Leonard Pitts of The Miami Herald wrote an article about Clint Eastwood’s latest flick Gran Torino. Gran Torino is about Walt Kowalski, a regular guy who is a retired assembly line worker from one of the Ford assembly plants. It’s a fair bet that judging from the title of the film Mr. Kowalski worked in the plant that used to make the Gran Torino and its Mercury counterpart, the Montego. Mr. Kowalski is a man with as much racial sensitivity as a klan member at a klan rally. He has no problem wearing his racism on his sleeve and holding it up for all to see.
Mr. Pitts appears to admire Mr. Kowalski for his natural talent to buck the trend for political correctness and public sensitivity. Mr. Pitts remarks that “in the United States of the Aggrieved, there is no malady, mark, mannerism, mindset or malformation too miscellaneous to have its own support group, along with a cadre of lobbyists and lawyers hyper vigilant for any suggestion of mistreatment or actionable discrimination.” And this is supposed to be a bad thing.

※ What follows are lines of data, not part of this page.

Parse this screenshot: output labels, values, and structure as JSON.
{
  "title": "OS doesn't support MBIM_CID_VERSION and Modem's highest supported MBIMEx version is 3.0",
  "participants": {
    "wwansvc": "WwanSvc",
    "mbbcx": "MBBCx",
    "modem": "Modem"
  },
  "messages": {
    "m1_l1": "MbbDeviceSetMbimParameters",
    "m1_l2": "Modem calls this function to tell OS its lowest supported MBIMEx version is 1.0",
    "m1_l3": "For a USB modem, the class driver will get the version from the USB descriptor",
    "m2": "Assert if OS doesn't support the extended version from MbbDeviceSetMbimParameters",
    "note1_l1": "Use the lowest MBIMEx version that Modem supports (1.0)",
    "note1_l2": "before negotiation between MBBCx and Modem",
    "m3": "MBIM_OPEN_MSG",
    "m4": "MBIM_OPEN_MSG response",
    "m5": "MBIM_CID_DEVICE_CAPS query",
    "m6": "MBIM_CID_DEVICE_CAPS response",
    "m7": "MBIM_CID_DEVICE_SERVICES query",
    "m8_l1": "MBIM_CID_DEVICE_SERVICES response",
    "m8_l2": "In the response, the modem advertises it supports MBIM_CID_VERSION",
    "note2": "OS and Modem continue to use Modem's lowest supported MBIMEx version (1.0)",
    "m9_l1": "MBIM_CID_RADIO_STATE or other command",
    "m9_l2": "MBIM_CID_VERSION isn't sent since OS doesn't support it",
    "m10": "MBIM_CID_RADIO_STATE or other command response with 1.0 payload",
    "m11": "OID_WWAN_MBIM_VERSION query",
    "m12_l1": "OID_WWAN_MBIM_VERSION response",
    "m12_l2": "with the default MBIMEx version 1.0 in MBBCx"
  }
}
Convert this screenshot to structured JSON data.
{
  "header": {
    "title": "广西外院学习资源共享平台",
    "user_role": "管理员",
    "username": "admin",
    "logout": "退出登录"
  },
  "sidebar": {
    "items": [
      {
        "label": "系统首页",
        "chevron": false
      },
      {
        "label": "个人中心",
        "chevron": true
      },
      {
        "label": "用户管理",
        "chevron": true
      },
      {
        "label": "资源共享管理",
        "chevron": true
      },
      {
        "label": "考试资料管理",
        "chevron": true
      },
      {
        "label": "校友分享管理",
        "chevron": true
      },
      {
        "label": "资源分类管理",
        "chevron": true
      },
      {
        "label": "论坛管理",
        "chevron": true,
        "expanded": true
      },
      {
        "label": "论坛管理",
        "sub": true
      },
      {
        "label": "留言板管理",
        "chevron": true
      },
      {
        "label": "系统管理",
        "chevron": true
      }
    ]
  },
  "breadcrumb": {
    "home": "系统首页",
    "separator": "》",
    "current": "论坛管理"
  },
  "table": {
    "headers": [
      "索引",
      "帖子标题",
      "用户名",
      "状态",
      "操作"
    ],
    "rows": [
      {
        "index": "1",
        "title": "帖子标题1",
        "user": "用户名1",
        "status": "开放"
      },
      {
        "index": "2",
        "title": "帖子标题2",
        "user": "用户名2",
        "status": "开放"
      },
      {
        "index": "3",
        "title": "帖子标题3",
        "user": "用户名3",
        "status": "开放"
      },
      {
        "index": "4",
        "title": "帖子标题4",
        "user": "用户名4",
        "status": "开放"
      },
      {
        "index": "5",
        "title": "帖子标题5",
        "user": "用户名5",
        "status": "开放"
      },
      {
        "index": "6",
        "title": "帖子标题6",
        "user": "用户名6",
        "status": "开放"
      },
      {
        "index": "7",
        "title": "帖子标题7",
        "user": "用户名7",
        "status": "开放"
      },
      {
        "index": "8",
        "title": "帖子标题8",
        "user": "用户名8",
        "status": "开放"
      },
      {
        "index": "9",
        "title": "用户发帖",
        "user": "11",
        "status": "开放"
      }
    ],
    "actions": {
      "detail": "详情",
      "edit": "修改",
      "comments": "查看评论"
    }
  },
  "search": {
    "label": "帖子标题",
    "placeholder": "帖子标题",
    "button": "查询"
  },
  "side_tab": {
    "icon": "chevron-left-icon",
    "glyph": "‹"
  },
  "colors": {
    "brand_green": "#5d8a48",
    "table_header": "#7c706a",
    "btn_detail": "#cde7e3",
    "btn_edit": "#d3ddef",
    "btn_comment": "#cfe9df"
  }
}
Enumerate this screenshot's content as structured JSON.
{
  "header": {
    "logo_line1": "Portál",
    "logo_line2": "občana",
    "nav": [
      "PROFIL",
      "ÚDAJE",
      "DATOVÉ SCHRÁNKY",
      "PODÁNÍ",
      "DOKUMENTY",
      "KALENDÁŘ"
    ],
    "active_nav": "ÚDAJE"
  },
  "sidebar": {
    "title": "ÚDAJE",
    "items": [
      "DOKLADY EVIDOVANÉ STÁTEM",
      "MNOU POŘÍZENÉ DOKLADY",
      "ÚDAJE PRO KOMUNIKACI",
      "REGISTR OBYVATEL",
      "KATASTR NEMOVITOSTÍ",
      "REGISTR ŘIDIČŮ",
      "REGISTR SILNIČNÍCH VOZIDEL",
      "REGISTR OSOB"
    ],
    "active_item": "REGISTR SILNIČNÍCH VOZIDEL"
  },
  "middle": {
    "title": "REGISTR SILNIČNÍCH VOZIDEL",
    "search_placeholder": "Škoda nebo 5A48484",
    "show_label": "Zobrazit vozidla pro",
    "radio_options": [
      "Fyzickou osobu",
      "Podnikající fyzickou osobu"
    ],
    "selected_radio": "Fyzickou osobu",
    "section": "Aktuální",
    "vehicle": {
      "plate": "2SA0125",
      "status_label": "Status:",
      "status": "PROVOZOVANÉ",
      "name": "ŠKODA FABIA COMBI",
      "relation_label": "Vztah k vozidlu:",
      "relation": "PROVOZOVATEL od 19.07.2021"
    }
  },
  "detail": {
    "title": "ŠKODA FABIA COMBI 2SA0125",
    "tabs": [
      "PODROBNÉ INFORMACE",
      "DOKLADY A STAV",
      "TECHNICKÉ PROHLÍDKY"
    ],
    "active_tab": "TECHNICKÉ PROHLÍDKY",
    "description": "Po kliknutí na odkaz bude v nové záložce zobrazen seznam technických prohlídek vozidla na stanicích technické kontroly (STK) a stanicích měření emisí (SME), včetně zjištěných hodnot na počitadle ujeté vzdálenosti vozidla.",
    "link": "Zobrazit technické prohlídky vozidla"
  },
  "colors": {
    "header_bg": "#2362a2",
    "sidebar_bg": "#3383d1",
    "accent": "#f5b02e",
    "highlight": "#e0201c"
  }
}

Reading the article I get the impression that Mr. Pitts, an African American, sometimes longs for the era where racial prejudice and discrimination was more in your face, openly practiced by more people. In his article he told the story of how he showed a class of college students an episode of All in the Family featuring Carroll O’Conner as the over the top bigot Archie Bunker. The classroom of students was offended. I’m assuming that they didn’t find the episode the least bit funny. Mr. Pitts admitted that his assertion that the show was hilarious and a satire of bigotry were unable to convince the students that the program had qualities of redemption. To paraphrase Mr. Pitts, sometimes he thinks it is progress but other times it is something else entirely.
The movie features an exchange between Mr. Kowalski and his Italian barber. The two trade insults about each other’s ancestry in a good natured slur exchange. Black people have a history of doing the same thing with yo’ mama jokes and other insult exchanges done for jest. There is nothing offensive here. Mr. Kowalski will still come to his Italian barber friend for a haircut and the Italian barber would go to his friend Kowalski whenever he needs that which Mr. Kowalski can provide. Mr. Pitts refers to this white on white banter as a nostalgic reference to a less touchy time where friendly insults helped to pass the time of day.
But I wonder how friendly those insults would be considered if they were uttered from a black man. Would Mr. Kowalski be ready to look at a black man’s insulting his family with the same sense of humor? Somehow I doubt it. Like Mr. Pitts explained before these insults can be accepted as nothing more than jest there must be some reserve of trust and affection that makes the insult harmless and without malice. How much malice would there be from a white person with a serious superiority complex over minorities in the heart or vice versa. Imagine someone like Archie Bunker trading friendly insults with a black man. Nothing humorous or satire like even comes close to mind. All I can imagine is Mr. Bunker getting his buddies together and making some black person pay or a lot of black people pay for the crime of some uppity nigger having the audacity to think he’s as good as white people.
I used to love those cars. My oldest brother had a white 1974 Gran Torino Elite two door coupe with a black vinyl top and a 5.7 liter Windsor V8. And watching the most famous Torino of all, that red and white Gran Torino Sport weave through streets and chasing criminals in Starsky and Hutch was pretty cool to a young and impressionable adolescent whose mom drove a 1968 Pontiac Catalina Executive station wagon with a whopping 6.6 liter V8 but something like four tons of sheet metal to motivate into any semblance of locomotion while dad drove a 1972 Dodge Dart with a woefully underpowered straight six that would have trouble outracing a freshly napped five year old on a Big Wheel. Other than that big engine on the wagon and air conditioning my parents’ cars were void of any factory options. I lived vicariously through shows like Starsky and Hutch.
But that was more than thirty years ago. Cars have gotten significantly better over the years. Now that I have a more sophisticated appreciation for what makes an automobile great I can say without a doubt that the only thing a Torino would have for me is that it represent a time when I was much younger and dumber. Would I like a classic Gran Torino in perfect condition sitting in my driveway? Not really. I’d prefer a nice little Honda Fit or a Honda Civic coupe. I can feed my nostalgia for classic cars by going to an automobile museum or a car show. A Gran Torino wouldn’t have much of a place in my life right now.
I think I’d prefer the nostalgia for white people’s crassness the same way. I suffer from no allusion that somehow things were better back in the day when white people were much freer to run roughshod over black people and their rights. If I ever become nostalgic to see white people insult black people with impunity I’ll get a copy of To Kill a Mockingbird or watch Gone With the Wind or the virtually unlimited supply of movies where black people do nothing but cheesing for the camera or dancing a jig with Shirley Temple or getting a whip to their backside because some white person needed to release their frustration. But to go back to a time when white people are free to insult black people without controversy? I don’t need such strife in my life right now or ever.